The input:
--------------------------------

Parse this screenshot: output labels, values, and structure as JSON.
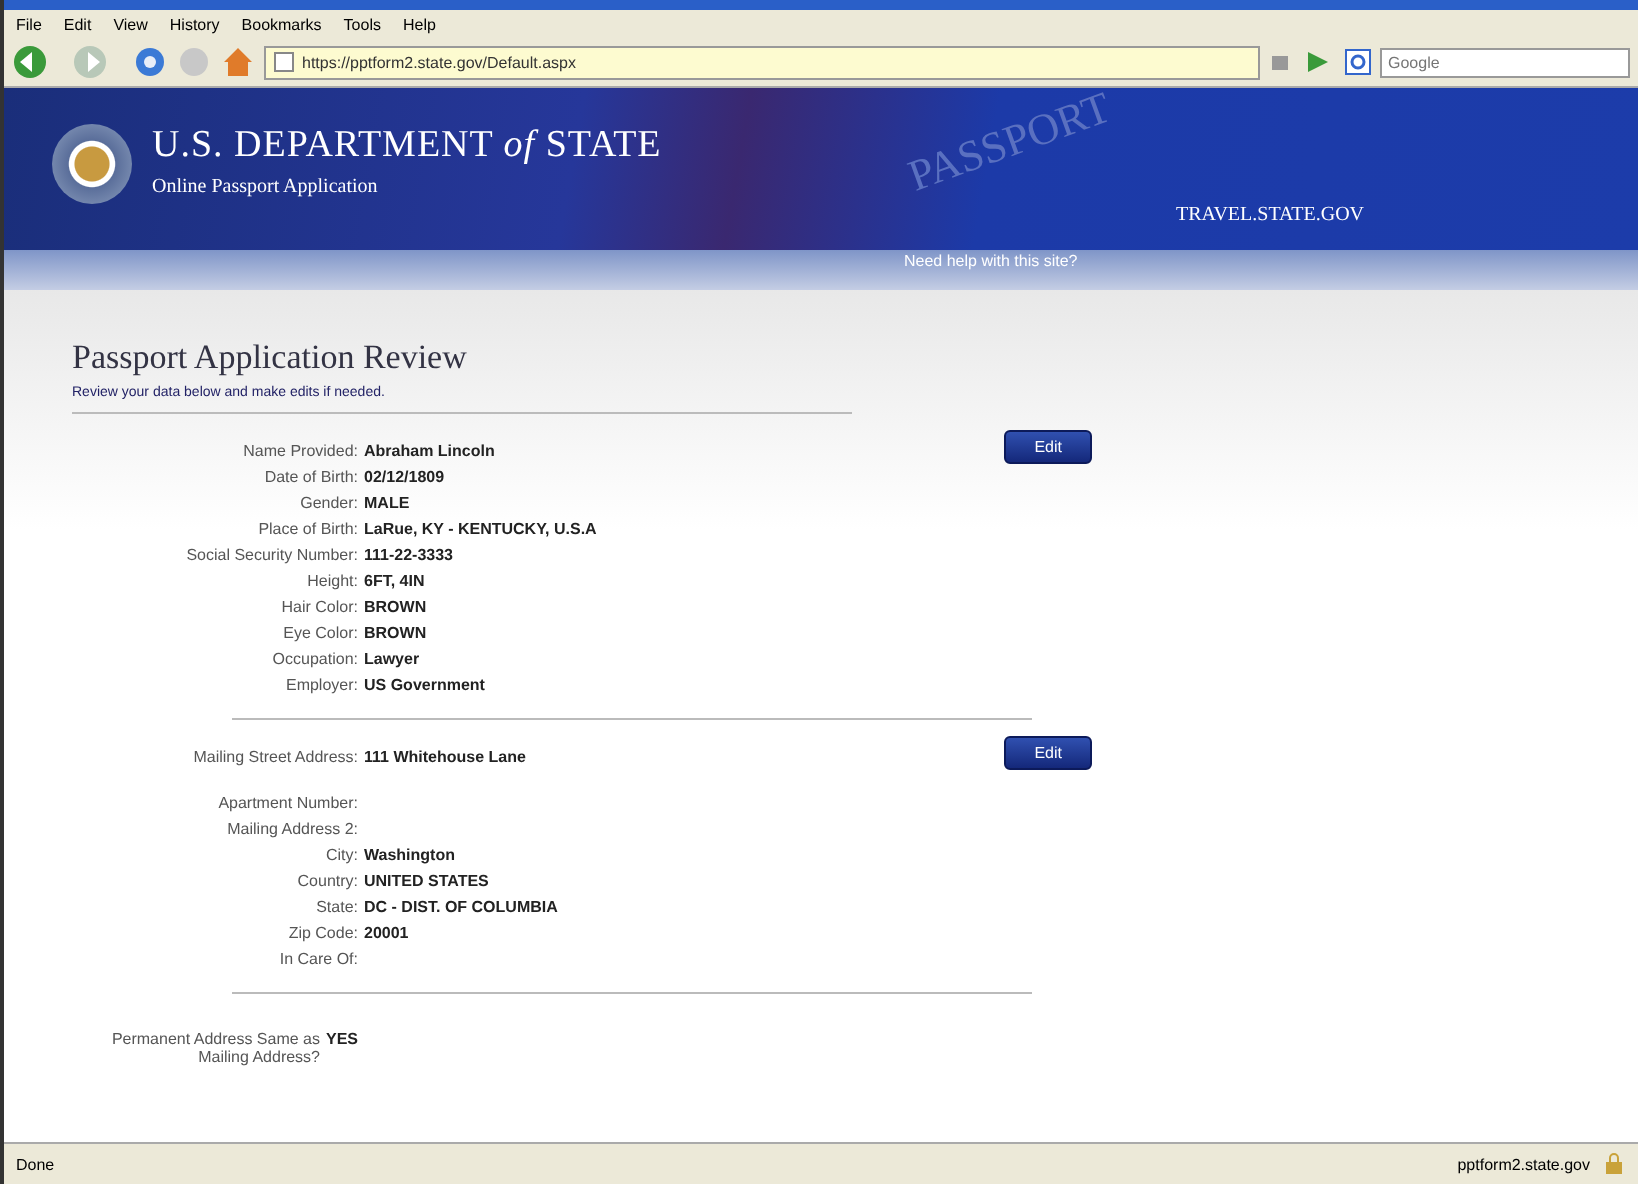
{
  "browser": {
    "menu": [
      "File",
      "Edit",
      "View",
      "History",
      "Bookmarks",
      "Tools",
      "Help"
    ],
    "url": "https://pptform2.state.gov/Default.aspx",
    "search": {
      "placeholder": "Google"
    }
  },
  "header": {
    "title": "U.S. DEPARTMENT *of* STATE",
    "subtitle": "Online Passport Application",
    "watermark": "PASSPORT",
    "site": "TRAVEL.STATE.GOV",
    "help": "Need help with this site?"
  },
  "page": {
    "title": "Passport Application Review",
    "subtitle": "Review your data below and make edits if needed."
  },
  "sections": [
    {
      "edit": "Edit",
      "rows": [
        {
          "label": "Name Provided:",
          "value": "Abraham Lincoln"
        },
        {
          "label": "Date of Birth:",
          "value": "02/12/1809"
        },
        {
          "label": "Gender:",
          "value": "MALE"
        },
        {
          "label": "Place of Birth:",
          "value": "LaRue, KY - KENTUCKY, U.S.A"
        },
        {
          "label": "Social Security Number:",
          "value": "111-22-3333"
        },
        {
          "label": "Height:",
          "value": "6FT, 4IN"
        },
        {
          "label": "Hair Color:",
          "value": "BROWN"
        },
        {
          "label": "Eye Color:",
          "value": "BROWN"
        },
        {
          "label": "Occupation:",
          "value": "Lawyer"
        },
        {
          "label": "Employer:",
          "value": "US Government"
        }
      ]
    },
    {
      "edit": "Edit",
      "rows": [
        {
          "label": "Mailing Street Address:",
          "value": "111 Whitehouse Lane"
        },
        {
          "label": "Apartment Number:"
        },
        {
          "label": "Mailing Address 2:"
        },
        {
          "label": "City:",
          "value": "Washington"
        },
        {
          "label": "Country:",
          "value": "UNITED STATES"
        },
        {
          "label": "State:",
          "value": "DC - DIST. OF COLUMBIA"
        },
        {
          "label": "Zip Code:",
          "value": "20001"
        },
        {
          "label": "In Care Of:"
        }
      ]
    },
    {
      "rows": [
        {
          "label": "Permanent Address Same as Mailing Address?",
          "value": "YES"
        }
      ]
    }
  ],
  "status_bar": {
    "text": "Done",
    "host": "pptform2.state.gov"
  }
}
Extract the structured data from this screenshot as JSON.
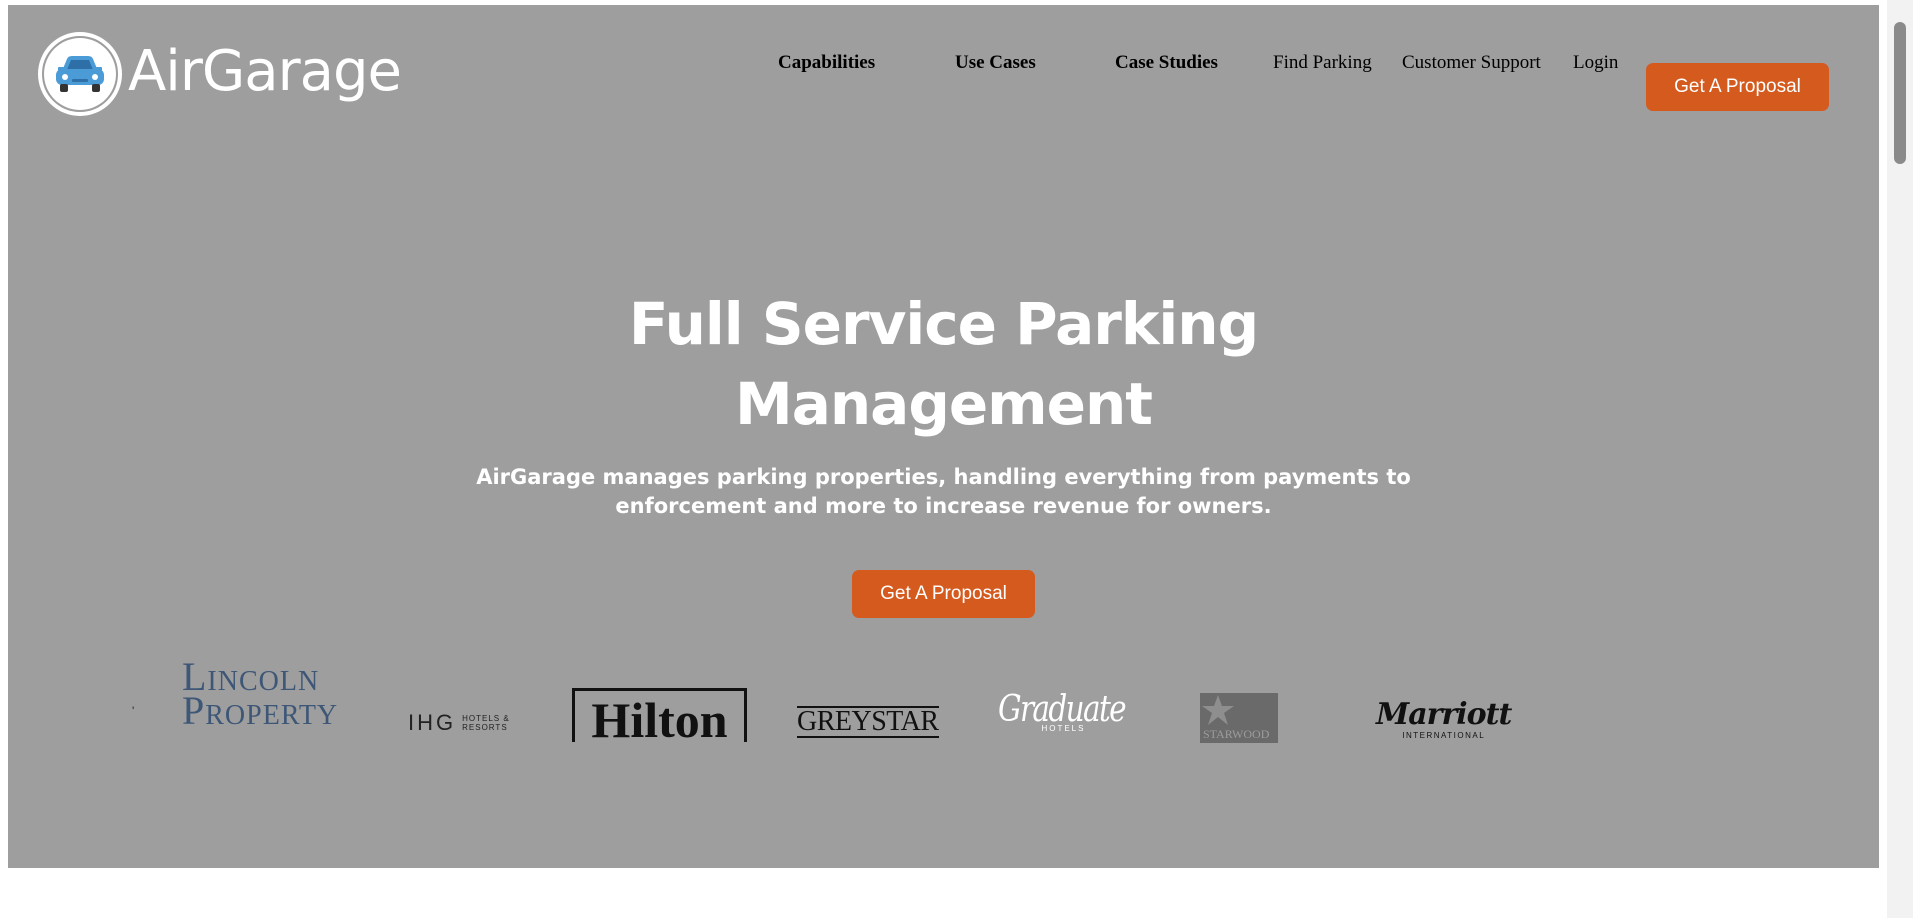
{
  "header": {
    "logo_text": "AirGarage",
    "nav": [
      {
        "label": "Capabilities"
      },
      {
        "label": "Use Cases"
      },
      {
        "label": "Case Studies"
      },
      {
        "label": "Find Parking"
      },
      {
        "label": "Customer Support"
      },
      {
        "label": "Login"
      }
    ],
    "cta_label": "Get A Proposal"
  },
  "hero": {
    "headline_line1": "Full Service Parking",
    "headline_line2": "Management",
    "subhead_line1": "AirGarage manages parking properties, handling everything from payments to",
    "subhead_line2": "enforcement and more to increase revenue for owners.",
    "cta_label": "Get A Proposal"
  },
  "partners": [
    {
      "line1": "Lincoln",
      "line2": "Property"
    },
    {
      "main": "IHG",
      "sub1": "HOTELS &",
      "sub2": "RESORTS"
    },
    {
      "name": "Hilton"
    },
    {
      "name": "GREYSTAR"
    },
    {
      "name": "Graduate",
      "sub": "HOTELS"
    },
    {
      "name": "STARWOOD"
    },
    {
      "name": "Marriott",
      "sub": "INTERNATIONAL"
    }
  ],
  "colors": {
    "hero_bg": "#9e9e9e",
    "accent": "#d45a1e",
    "text_light": "#ffffff"
  }
}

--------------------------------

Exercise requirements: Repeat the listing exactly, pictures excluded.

Output of the task:
Parse this screenshot: output labels, values, and structure as JSON.
{
  "browser": {
    "menu": [
      "File",
      "Edit",
      "View",
      "History",
      "Bookmarks",
      "Tools",
      "Help"
    ],
    "url": "https://pptform2.state.gov/Default.aspx",
    "search": {
      "placeholder": "Google"
    }
  },
  "header": {
    "title": "U.S. DEPARTMENT *of* STATE",
    "subtitle": "Online Passport Application",
    "watermark": "PASSPORT",
    "site": "TRAVEL.STATE.GOV",
    "help": "Need help with this site?"
  },
  "page": {
    "title": "Passport Application Review",
    "subtitle": "Review your data below and make edits if needed."
  },
  "sections": [
    {
      "edit": "Edit",
      "rows": [
        {
          "label": "Name Provided:",
          "value": "Abraham Lincoln"
        },
        {
          "label": "Date of Birth:",
          "value": "02/12/1809"
        },
        {
          "label": "Gender:",
          "value": "MALE"
        },
        {
          "label": "Place of Birth:",
          "value": "LaRue, KY - KENTUCKY, U.S.A"
        },
        {
          "label": "Social Security Number:",
          "value": "111-22-3333"
        },
        {
          "label": "Height:",
          "value": "6FT, 4IN"
        },
        {
          "label": "Hair Color:",
          "value": "BROWN"
        },
        {
          "label": "Eye Color:",
          "value": "BROWN"
        },
        {
          "label": "Occupation:",
          "value": "Lawyer"
        },
        {
          "label": "Employer:",
          "value": "US Government"
        }
      ]
    },
    {
      "edit": "Edit",
      "rows": [
        {
          "label": "Mailing Street Address:",
          "value": "111 Whitehouse Lane"
        },
        {
          "label": "Apartment Number:"
        },
        {
          "label": "Mailing Address 2:"
        },
        {
          "label": "City:",
          "value": "Washington"
        },
        {
          "label": "Country:",
          "value": "UNITED STATES"
        },
        {
          "label": "State:",
          "value": "DC - DIST. OF COLUMBIA"
        },
        {
          "label": "Zip Code:",
          "value": "20001"
        },
        {
          "label": "In Care Of:"
        }
      ]
    },
    {
      "rows": [
        {
          "label": "Permanent Address Same as Mailing Address?",
          "value": "YES"
        }
      ]
    }
  ],
  "status_bar": {
    "text": "Done",
    "host": "pptform2.state.gov"
  }
}
Extract the structured data from this screenshot as JSON.
{
  "header": {
    "logo_text": "AirGarage",
    "nav": [
      {
        "label": "Capabilities"
      },
      {
        "label": "Use Cases"
      },
      {
        "label": "Case Studies"
      },
      {
        "label": "Find Parking"
      },
      {
        "label": "Customer Support"
      },
      {
        "label": "Login"
      }
    ],
    "cta_label": "Get A Proposal"
  },
  "hero": {
    "headline_line1": "Full Service Parking",
    "headline_line2": "Management",
    "subhead_line1": "AirGarage manages parking properties, handling everything from payments to",
    "subhead_line2": "enforcement and more to increase revenue for owners.",
    "cta_label": "Get A Proposal"
  },
  "partners": [
    {
      "line1": "Lincoln",
      "line2": "Property"
    },
    {
      "main": "IHG",
      "sub1": "HOTELS &",
      "sub2": "RESORTS"
    },
    {
      "name": "Hilton"
    },
    {
      "name": "GREYSTAR"
    },
    {
      "name": "Graduate",
      "sub": "HOTELS"
    },
    {
      "name": "STARWOOD"
    },
    {
      "name": "Marriott",
      "sub": "INTERNATIONAL"
    }
  ],
  "colors": {
    "hero_bg": "#9e9e9e",
    "accent": "#d45a1e",
    "text_light": "#ffffff"
  }
}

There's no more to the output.